EXERCISE REQUIREMENTS
Check every line of the data for the word "text", and copy those that have it.

EXERCISE DATA

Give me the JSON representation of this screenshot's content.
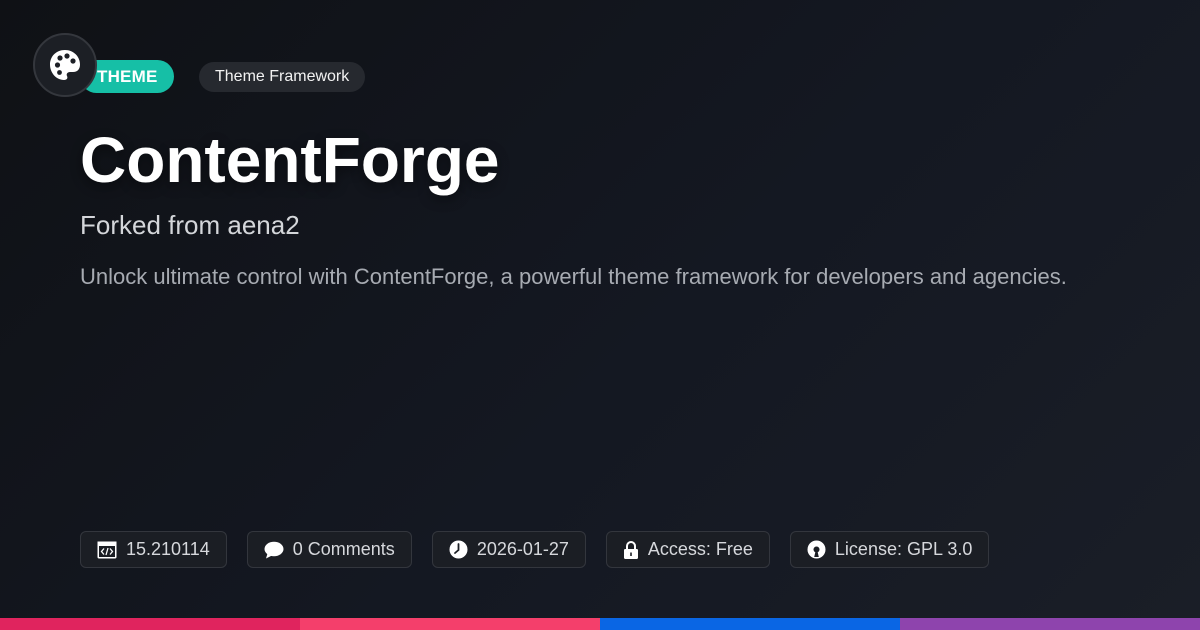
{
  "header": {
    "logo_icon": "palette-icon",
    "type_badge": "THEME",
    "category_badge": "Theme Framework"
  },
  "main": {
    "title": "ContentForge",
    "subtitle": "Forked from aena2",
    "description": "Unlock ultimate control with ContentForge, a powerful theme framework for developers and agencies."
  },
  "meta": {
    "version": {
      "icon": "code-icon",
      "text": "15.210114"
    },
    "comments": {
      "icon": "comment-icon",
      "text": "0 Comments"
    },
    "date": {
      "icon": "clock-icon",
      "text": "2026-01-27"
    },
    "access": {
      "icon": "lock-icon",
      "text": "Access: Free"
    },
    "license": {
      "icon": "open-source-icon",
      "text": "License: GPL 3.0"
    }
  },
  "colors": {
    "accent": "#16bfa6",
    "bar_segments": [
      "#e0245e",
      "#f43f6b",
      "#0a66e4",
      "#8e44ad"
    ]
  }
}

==

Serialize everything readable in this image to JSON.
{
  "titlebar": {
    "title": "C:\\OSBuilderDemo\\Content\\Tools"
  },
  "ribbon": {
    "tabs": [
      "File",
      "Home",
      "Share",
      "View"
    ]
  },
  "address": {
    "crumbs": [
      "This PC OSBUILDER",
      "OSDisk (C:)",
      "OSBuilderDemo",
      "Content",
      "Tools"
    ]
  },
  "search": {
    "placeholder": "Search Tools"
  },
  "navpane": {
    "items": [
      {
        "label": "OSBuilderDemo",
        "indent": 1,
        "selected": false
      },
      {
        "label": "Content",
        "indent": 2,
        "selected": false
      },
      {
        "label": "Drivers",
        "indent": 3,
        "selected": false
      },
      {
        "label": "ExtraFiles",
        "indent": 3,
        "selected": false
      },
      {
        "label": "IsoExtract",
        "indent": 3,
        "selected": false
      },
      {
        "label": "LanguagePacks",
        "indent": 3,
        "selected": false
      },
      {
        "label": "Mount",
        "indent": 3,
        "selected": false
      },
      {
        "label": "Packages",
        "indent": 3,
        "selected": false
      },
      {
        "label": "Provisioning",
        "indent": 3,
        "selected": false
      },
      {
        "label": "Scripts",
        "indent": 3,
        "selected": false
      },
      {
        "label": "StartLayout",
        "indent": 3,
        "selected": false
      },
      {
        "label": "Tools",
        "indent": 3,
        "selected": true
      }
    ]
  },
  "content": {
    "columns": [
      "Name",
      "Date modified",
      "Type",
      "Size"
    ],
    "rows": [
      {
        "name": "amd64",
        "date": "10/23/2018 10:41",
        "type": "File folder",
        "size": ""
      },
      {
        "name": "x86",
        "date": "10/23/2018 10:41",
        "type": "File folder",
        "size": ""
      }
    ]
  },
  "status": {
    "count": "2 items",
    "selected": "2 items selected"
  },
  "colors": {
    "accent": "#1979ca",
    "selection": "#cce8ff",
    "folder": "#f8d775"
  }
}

REPLY TO THE TASK
      "text": "15.210114"
      "text": "0 Comments"
      "text": "2026-01-27"
      "text": "Access: Free"
      "text": "License: GPL 3.0"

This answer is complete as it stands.